September 21, 2009
Kaiser Health News, in collaboration with the Los Angeles Times , reports on the challenges consumers confront in trying to understand insurance industry jargon. "Insurance industry critics say some insurers intentionally make their policies and procedures confusing, and some policy experts believe Congress should require standardized plan information as part of any overhaul of the health system" (Meyer, 9/21).
Coverage Issues: Some People Have Too Little While Others Have Very Generous Plans
September 22, 2009
Health reformers are confronting two challenges that seem to conflict: Those with no insurance, and those with very generous coverage. Twenty-somethings have the highest uninsured rate of any group, with roughly 1-in-3 lacking coverage, TIME magazine reports. These "young invincibles" run the obvious risk of an unforeseeable illness or serious accident interfering with their otherwise good health.
But, "Young people's willingness to forgo insurance, it turns out, is a major problem for the entire health-care system, which needs them on the rolls to help spread out risk and keep older Americans' premiums from going even higher." To curb the problem, lawmakers are crafting plans that would allow insurers to market bare-bones policies with low premiums, high deductibles and preventive care coverage to young adults. Those who don't buy in, would face fees up to $950 a year, just a bit less than the cost of coverage (Pickert, 9/22).
On the other end of the spectrum, some policyholders have costly "Cadillac" plans, which are "usually defined by the total cost of premiums, rather than what it might cost the patient to get health care," Kaiser Health News/NPR reports.
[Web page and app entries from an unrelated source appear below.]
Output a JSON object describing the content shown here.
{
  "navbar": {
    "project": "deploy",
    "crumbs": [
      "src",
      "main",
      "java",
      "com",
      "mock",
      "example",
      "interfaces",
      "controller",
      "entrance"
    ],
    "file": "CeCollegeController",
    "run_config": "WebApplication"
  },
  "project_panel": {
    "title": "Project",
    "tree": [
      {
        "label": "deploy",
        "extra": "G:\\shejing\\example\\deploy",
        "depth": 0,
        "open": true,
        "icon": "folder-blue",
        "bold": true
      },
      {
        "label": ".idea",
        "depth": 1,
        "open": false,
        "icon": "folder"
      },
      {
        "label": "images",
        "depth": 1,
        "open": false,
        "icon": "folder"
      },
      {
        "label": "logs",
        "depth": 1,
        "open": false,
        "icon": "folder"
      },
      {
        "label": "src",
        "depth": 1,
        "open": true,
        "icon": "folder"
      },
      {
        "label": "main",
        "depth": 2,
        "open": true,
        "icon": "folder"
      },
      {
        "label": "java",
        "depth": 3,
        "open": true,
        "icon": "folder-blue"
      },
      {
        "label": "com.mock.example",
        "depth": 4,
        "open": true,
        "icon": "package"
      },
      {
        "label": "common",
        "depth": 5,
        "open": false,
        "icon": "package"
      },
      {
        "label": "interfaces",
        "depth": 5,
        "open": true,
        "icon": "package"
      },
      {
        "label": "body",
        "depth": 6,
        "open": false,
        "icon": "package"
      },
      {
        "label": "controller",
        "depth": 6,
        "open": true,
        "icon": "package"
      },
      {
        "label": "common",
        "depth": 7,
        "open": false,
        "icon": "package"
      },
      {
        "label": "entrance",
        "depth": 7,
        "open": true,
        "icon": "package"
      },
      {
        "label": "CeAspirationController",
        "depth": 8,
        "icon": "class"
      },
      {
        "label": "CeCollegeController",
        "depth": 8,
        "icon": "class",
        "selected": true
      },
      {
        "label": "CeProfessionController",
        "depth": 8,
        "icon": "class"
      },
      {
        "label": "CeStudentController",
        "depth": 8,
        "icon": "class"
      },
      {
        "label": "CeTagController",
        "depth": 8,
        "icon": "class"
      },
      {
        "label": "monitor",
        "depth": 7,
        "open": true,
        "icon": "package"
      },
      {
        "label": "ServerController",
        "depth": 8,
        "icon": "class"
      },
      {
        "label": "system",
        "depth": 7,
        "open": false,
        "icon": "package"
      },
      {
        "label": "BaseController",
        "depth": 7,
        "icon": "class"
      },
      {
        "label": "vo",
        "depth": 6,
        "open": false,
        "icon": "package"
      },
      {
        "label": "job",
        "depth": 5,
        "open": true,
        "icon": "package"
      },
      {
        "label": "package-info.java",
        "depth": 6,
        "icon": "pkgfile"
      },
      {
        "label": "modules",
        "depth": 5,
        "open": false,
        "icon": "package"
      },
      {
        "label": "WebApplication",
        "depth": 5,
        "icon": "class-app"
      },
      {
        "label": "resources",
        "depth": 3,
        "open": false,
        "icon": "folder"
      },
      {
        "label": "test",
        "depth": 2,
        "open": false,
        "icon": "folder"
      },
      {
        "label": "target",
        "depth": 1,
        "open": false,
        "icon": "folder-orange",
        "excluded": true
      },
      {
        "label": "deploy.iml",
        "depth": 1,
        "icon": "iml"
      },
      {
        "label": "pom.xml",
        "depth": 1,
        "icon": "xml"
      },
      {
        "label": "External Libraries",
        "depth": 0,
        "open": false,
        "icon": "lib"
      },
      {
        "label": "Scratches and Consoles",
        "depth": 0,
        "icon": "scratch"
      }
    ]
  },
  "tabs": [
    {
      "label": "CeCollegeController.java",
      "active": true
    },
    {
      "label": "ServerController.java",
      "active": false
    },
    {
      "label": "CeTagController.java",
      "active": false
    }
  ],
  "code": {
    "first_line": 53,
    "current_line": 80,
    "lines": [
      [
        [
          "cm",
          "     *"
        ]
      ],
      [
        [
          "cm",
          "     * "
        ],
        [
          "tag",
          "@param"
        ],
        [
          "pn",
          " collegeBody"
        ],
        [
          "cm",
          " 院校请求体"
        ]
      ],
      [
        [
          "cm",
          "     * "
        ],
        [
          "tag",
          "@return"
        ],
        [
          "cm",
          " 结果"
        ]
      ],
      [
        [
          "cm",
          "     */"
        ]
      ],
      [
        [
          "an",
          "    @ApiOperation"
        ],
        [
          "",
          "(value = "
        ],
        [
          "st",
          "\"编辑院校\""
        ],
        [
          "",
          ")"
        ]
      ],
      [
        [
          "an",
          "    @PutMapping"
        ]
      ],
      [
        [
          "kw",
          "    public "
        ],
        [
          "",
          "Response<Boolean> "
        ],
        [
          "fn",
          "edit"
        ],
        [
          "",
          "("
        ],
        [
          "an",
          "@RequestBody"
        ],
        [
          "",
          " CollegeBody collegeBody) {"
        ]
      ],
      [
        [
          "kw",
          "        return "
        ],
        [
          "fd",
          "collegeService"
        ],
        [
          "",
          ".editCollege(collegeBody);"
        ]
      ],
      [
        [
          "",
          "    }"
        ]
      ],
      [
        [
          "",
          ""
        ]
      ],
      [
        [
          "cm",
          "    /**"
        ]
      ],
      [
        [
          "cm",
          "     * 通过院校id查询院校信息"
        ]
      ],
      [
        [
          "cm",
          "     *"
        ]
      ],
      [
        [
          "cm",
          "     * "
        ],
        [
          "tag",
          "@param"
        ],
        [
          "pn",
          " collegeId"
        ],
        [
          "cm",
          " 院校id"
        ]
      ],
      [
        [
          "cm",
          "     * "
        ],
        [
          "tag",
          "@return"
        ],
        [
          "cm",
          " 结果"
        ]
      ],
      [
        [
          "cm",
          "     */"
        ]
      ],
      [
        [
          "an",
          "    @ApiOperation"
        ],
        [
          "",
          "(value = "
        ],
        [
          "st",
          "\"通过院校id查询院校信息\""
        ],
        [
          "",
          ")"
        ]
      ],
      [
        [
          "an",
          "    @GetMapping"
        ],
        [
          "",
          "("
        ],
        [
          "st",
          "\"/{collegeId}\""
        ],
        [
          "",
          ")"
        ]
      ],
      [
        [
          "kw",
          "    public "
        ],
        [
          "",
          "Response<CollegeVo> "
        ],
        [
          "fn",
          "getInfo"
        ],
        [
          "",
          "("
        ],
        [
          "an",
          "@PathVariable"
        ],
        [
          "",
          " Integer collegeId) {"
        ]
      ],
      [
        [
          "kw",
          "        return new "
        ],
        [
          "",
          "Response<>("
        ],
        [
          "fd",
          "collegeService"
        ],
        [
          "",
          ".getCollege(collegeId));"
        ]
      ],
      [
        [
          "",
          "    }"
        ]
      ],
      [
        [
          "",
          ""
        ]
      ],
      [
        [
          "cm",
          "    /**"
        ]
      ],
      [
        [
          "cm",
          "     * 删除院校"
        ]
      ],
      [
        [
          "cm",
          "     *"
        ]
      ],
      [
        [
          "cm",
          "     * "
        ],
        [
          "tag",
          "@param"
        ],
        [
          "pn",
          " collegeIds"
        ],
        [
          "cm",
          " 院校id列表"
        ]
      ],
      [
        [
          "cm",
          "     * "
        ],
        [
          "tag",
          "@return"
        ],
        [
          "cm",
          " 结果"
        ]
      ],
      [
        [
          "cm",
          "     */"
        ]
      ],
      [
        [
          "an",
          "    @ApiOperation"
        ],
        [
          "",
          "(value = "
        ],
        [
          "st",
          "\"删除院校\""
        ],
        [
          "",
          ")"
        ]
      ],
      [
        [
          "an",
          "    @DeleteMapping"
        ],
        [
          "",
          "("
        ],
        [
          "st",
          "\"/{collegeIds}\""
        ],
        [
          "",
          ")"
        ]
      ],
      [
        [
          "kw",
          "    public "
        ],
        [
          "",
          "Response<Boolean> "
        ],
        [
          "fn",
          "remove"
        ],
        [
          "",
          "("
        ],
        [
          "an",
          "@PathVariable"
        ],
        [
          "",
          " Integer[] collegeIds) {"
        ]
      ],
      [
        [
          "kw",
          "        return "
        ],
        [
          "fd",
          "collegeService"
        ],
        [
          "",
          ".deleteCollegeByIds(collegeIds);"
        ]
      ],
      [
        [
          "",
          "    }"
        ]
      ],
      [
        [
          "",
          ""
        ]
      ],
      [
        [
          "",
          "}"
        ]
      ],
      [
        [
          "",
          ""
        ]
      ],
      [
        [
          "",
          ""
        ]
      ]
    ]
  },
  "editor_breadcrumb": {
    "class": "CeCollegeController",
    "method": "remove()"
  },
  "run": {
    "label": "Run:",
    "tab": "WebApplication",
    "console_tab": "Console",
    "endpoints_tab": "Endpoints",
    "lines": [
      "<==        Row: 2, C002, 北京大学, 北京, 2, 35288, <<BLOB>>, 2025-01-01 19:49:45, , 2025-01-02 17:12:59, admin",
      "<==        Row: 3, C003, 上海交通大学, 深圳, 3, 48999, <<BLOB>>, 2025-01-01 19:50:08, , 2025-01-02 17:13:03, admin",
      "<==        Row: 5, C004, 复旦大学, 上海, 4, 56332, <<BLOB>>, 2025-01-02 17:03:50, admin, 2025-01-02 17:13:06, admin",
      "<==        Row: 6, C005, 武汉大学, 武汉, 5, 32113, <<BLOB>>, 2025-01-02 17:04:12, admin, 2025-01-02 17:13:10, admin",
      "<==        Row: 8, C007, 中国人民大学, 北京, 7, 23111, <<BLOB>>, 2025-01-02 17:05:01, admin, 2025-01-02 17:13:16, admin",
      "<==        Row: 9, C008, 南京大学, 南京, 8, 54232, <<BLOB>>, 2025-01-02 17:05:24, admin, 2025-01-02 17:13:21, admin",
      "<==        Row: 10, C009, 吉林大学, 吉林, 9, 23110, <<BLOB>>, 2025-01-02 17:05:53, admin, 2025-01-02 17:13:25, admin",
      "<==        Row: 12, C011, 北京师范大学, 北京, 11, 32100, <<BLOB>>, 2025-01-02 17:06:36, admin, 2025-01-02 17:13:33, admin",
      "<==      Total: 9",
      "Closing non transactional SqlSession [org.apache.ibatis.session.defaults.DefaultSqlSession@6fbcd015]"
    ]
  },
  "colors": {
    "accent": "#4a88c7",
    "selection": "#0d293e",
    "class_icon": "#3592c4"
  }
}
Cadillac plans usually have low deductibles and excellent benefits that cover even the most expensive treatments, "but this is not always the case." Some with this coverage face high rates due to age, location, health status and other factors--critics say the most generous plans "encourage overuse of medical care."
A proposal to tax the plans with premiums higher than $8,000 for individuals and $21,000 for families would both raise revenue to expand coverage and discourage the plans, effectively working to lower medical costs. There are concerns however, that the tax will hurt middle-class people. If health costs continue to rise much faster than inflation, more and more plans would be subject to the tax (Gold, 9/22).
This information was reprinted from kaiserhealthnews.org with permission from the Henry J. Kaiser Family Foundation. You can view the entire Kaiser Daily Health Policy Report, search the archives and sign up for email delivery. © Henry J. Kaiser Family Foundation. All rights reserved.
*We wish to thank La Vonda R. DeWitt, Esquire (Parks IP Law, Atlanta, GA), for selecting the articles for this week's update.